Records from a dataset
╔══

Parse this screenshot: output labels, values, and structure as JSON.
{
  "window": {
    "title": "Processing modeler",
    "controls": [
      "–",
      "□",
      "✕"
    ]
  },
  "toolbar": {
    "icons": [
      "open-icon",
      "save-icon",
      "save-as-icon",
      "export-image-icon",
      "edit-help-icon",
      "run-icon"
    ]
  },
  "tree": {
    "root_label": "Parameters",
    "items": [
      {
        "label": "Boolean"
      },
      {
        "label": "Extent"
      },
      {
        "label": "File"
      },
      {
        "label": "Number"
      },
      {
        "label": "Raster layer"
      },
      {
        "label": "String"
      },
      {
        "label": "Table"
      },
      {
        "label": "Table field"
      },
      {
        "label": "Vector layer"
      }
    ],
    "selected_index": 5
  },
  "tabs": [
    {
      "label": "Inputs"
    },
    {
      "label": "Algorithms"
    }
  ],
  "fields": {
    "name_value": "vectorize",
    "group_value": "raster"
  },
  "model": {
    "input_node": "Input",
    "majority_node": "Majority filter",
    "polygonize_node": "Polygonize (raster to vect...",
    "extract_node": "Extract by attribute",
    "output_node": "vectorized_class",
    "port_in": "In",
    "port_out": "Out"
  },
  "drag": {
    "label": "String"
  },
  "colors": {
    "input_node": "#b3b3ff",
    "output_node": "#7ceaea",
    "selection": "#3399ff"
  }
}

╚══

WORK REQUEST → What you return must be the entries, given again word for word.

ANSWER FOR THE TASK →
Parse this screenshot: output labels, values, and structure as JSON.
{
  "window": {
    "title": "Processing modeler",
    "controls": [
      "–",
      "□",
      "✕"
    ]
  },
  "toolbar": {
    "icons": [
      "open-icon",
      "save-icon",
      "save-as-icon",
      "export-image-icon",
      "edit-help-icon",
      "run-icon"
    ]
  },
  "tree": {
    "root_label": "Parameters",
    "items": [
      {
        "label": "Boolean"
      },
      {
        "label": "Extent"
      },
      {
        "label": "File"
      },
      {
        "label": "Number"
      },
      {
        "label": "Raster layer"
      },
      {
        "label": "String"
      },
      {
        "label": "Table"
      },
      {
        "label": "Table field"
      },
      {
        "label": "Vector layer"
      }
    ],
    "selected_index": 5
  },
  "tabs": [
    {
      "label": "Inputs"
    },
    {
      "label": "Algorithms"
    }
  ],
  "fields": {
    "name_value": "vectorize",
    "group_value": "raster"
  },
  "model": {
    "input_node": "Input",
    "majority_node": "Majority filter",
    "polygonize_node": "Polygonize (raster to vect...",
    "extract_node": "Extract by attribute",
    "output_node": "vectorized_class",
    "port_in": "In",
    "port_out": "Out"
  },
  "drag": {
    "label": "String"
  },
  "colors": {
    "input_node": "#b3b3ff",
    "output_node": "#7ceaea",
    "selection": "#3399ff"
  }
}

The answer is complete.